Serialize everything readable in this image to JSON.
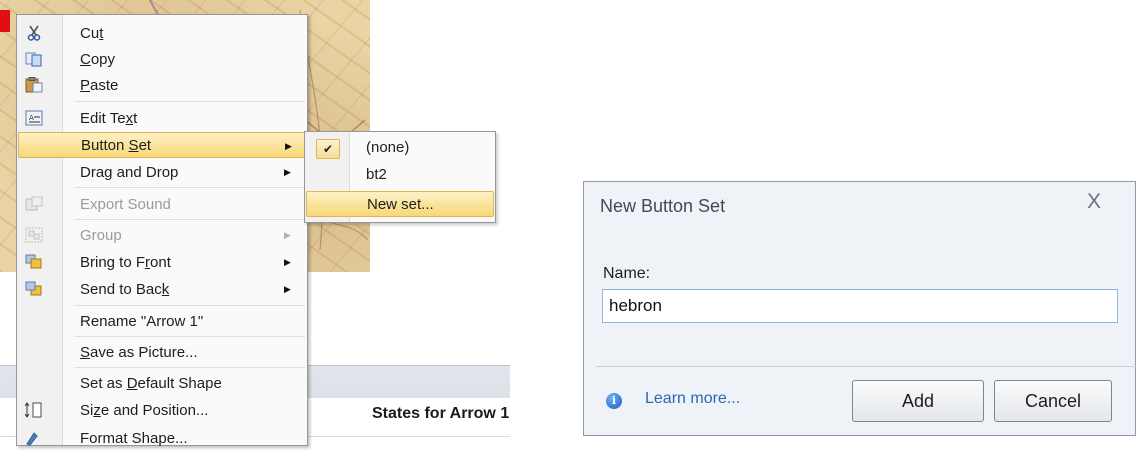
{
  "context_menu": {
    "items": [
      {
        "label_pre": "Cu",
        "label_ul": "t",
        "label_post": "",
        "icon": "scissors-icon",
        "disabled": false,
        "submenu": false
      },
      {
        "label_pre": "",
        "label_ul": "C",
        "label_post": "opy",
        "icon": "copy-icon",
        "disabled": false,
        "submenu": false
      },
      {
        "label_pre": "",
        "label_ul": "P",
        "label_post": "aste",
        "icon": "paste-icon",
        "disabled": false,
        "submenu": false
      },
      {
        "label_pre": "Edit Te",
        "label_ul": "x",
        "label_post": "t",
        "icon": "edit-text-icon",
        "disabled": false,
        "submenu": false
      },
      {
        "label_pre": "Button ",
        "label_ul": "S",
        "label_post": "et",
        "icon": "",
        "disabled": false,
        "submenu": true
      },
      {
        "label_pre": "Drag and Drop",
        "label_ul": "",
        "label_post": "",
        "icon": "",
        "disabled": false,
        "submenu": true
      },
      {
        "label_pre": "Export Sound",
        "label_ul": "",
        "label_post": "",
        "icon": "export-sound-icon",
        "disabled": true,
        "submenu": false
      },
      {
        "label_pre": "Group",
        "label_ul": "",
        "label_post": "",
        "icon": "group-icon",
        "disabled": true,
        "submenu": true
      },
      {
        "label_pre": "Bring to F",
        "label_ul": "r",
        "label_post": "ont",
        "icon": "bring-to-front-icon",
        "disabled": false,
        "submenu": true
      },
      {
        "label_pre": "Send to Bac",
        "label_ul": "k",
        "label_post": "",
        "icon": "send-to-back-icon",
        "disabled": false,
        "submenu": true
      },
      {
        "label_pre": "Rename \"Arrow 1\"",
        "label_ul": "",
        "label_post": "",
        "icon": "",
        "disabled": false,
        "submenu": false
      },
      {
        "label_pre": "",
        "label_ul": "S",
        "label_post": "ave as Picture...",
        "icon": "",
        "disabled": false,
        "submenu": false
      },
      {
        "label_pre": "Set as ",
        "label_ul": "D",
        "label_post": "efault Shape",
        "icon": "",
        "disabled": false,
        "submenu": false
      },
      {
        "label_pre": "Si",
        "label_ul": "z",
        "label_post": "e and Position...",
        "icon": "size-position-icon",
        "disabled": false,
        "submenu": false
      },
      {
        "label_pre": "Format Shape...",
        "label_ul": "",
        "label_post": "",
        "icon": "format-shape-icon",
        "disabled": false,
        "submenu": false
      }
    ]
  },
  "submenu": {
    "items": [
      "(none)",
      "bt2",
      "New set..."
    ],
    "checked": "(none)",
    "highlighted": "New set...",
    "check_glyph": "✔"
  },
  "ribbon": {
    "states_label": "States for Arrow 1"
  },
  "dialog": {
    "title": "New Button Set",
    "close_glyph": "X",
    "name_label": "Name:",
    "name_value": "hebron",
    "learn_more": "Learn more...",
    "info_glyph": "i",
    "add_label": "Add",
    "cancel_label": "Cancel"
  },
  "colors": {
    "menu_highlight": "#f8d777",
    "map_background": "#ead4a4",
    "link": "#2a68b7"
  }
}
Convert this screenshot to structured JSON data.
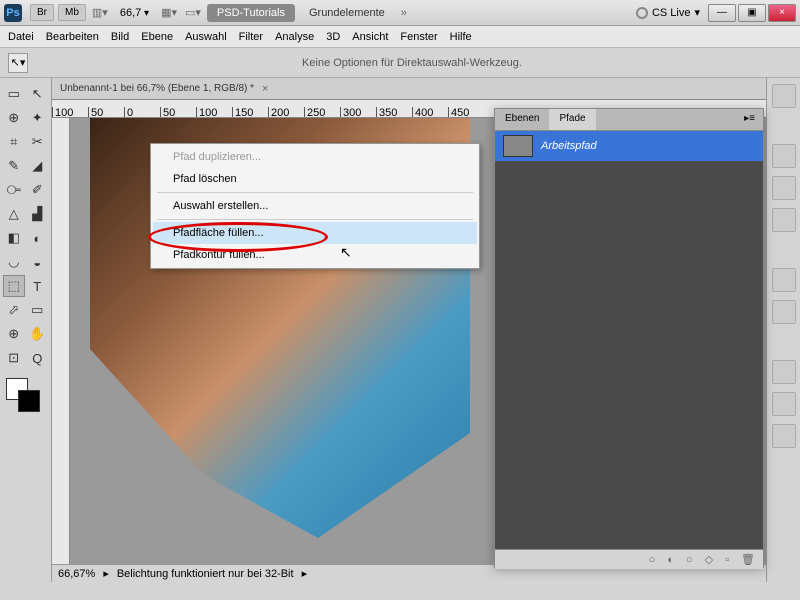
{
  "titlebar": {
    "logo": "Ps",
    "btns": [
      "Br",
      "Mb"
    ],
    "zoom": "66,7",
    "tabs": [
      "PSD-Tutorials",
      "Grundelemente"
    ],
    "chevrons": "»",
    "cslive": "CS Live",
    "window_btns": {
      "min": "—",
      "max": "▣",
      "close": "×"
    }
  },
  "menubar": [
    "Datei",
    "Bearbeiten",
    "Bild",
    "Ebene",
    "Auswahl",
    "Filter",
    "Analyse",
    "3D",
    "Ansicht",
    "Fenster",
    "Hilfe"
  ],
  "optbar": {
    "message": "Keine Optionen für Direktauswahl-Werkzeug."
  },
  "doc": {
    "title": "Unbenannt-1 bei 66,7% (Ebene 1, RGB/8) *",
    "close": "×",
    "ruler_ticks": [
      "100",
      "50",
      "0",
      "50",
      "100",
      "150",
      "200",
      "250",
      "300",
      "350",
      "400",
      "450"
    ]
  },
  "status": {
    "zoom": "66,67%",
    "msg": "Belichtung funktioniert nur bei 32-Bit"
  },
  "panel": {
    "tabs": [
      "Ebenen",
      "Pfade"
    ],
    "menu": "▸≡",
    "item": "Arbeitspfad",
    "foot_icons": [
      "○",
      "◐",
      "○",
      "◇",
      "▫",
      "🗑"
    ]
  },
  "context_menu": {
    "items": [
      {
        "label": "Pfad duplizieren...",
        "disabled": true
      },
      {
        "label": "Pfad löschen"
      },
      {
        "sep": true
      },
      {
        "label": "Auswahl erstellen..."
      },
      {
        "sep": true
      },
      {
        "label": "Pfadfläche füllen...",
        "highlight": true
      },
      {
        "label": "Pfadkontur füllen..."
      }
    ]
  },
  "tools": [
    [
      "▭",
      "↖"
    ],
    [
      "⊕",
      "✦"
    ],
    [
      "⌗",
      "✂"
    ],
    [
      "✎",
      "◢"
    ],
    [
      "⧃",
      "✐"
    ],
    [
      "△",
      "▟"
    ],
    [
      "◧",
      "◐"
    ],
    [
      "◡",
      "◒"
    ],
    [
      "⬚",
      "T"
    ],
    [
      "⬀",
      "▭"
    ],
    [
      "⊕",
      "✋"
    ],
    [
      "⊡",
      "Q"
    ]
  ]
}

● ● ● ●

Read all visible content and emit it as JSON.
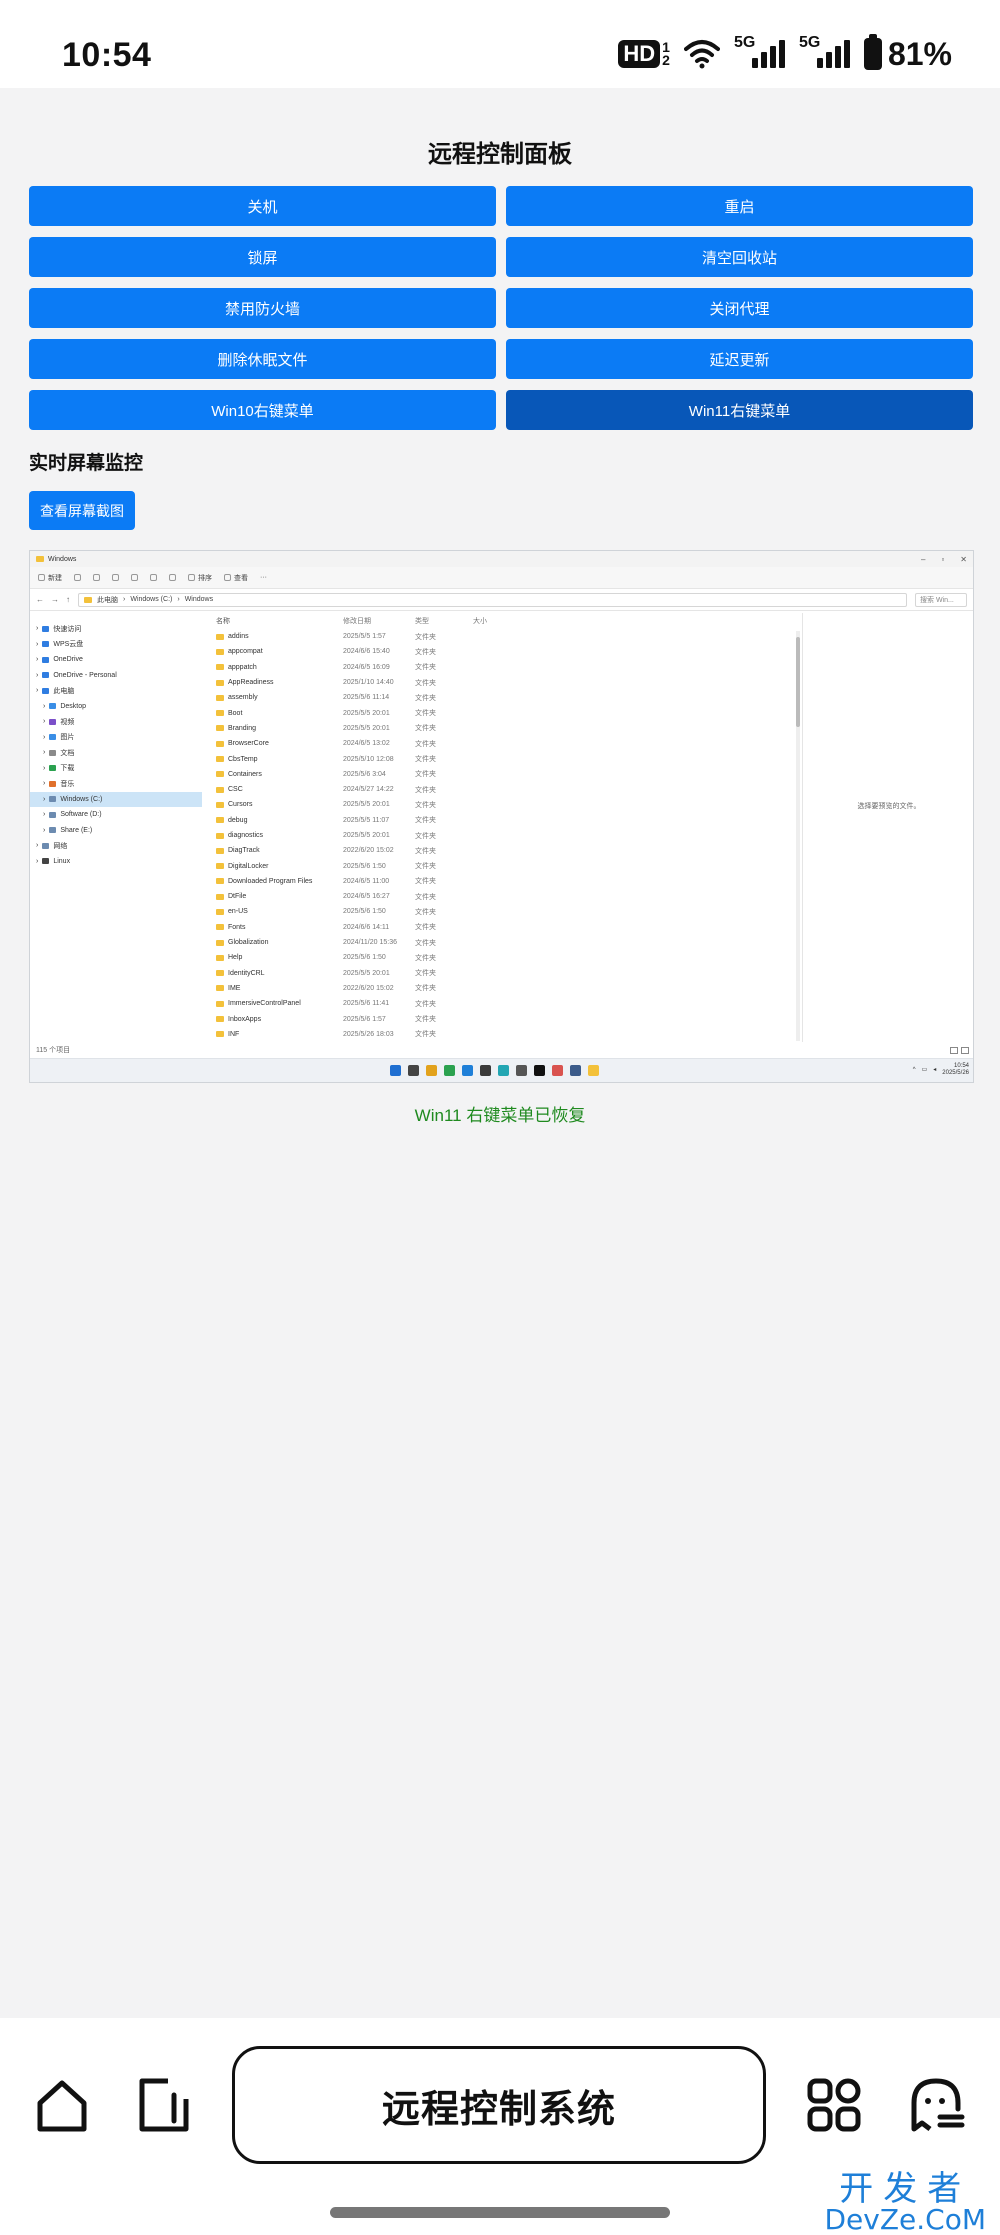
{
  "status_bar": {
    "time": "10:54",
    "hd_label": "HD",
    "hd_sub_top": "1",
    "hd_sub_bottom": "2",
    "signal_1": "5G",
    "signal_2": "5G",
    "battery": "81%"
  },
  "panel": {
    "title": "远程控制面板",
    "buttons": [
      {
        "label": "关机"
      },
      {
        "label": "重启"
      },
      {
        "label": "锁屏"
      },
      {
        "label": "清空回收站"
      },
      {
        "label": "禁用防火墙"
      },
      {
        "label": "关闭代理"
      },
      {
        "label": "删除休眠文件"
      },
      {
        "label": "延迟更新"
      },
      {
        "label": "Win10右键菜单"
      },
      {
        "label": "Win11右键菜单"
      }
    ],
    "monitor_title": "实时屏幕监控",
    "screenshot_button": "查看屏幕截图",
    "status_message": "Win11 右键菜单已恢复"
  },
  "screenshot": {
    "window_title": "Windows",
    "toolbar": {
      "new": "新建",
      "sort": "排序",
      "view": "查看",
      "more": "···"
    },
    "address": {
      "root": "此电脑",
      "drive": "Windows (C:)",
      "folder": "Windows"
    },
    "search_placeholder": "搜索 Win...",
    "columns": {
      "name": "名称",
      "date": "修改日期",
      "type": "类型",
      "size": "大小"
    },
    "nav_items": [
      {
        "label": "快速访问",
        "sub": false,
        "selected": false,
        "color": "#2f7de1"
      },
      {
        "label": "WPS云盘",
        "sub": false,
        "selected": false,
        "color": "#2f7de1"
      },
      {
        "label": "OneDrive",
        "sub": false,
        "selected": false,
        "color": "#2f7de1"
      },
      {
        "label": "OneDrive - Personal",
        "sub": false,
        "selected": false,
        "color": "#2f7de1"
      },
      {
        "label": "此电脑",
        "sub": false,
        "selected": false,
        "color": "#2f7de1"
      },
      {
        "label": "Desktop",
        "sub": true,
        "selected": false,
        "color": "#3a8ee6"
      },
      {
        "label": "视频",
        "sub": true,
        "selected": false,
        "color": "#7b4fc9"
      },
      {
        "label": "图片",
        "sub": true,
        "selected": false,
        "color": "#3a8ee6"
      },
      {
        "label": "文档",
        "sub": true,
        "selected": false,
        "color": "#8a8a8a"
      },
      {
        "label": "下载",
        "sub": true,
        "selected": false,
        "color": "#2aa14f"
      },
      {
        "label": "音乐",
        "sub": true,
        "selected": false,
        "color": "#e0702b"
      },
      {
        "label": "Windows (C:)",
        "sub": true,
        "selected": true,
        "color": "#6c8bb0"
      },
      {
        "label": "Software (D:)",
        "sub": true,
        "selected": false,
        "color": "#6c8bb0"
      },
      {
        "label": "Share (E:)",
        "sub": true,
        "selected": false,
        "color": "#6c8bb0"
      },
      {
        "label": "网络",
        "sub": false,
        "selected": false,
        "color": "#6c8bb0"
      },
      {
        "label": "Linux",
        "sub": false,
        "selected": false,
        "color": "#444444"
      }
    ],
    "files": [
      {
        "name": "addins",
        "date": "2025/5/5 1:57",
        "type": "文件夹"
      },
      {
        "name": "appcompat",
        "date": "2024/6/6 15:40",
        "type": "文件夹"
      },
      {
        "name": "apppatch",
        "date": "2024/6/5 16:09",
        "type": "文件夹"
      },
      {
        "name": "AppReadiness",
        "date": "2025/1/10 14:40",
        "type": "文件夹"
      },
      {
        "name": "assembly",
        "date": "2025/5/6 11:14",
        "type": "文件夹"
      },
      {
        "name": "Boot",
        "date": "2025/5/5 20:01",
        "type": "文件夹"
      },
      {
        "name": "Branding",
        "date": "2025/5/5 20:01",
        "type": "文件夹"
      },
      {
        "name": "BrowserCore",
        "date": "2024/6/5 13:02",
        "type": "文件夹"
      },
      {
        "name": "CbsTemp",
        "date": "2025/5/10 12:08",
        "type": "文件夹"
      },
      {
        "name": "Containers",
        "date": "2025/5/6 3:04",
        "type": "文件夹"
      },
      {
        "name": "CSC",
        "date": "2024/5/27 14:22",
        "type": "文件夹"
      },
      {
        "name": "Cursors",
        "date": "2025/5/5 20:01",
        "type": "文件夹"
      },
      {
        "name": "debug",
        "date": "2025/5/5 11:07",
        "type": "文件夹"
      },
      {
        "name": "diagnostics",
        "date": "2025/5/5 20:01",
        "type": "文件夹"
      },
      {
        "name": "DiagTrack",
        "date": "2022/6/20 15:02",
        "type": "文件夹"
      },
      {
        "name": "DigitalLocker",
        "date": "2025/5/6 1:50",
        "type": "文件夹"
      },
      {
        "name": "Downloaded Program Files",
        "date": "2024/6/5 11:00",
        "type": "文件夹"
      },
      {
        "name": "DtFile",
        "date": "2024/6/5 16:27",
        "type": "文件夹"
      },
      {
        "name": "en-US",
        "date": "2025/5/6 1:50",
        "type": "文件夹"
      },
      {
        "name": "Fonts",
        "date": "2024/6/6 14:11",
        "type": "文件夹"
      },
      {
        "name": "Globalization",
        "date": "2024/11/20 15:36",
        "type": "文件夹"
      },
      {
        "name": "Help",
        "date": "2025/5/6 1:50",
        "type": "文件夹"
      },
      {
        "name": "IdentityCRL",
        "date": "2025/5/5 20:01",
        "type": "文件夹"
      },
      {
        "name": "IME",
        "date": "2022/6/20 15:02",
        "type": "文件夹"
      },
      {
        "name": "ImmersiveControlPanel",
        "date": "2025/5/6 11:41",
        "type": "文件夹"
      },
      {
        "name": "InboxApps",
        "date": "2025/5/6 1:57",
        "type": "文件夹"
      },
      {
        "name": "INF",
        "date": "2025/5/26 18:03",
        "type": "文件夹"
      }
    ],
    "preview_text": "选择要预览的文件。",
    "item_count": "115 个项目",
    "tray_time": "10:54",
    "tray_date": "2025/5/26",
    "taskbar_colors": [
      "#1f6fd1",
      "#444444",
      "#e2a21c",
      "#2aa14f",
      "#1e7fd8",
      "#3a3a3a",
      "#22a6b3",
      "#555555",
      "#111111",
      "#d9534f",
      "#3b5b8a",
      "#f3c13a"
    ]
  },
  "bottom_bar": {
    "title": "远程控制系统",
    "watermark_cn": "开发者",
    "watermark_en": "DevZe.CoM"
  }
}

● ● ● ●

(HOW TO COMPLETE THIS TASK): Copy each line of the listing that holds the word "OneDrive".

(ANSWER SPACE):
        "label": "OneDrive",
        "label": "OneDrive - Personal",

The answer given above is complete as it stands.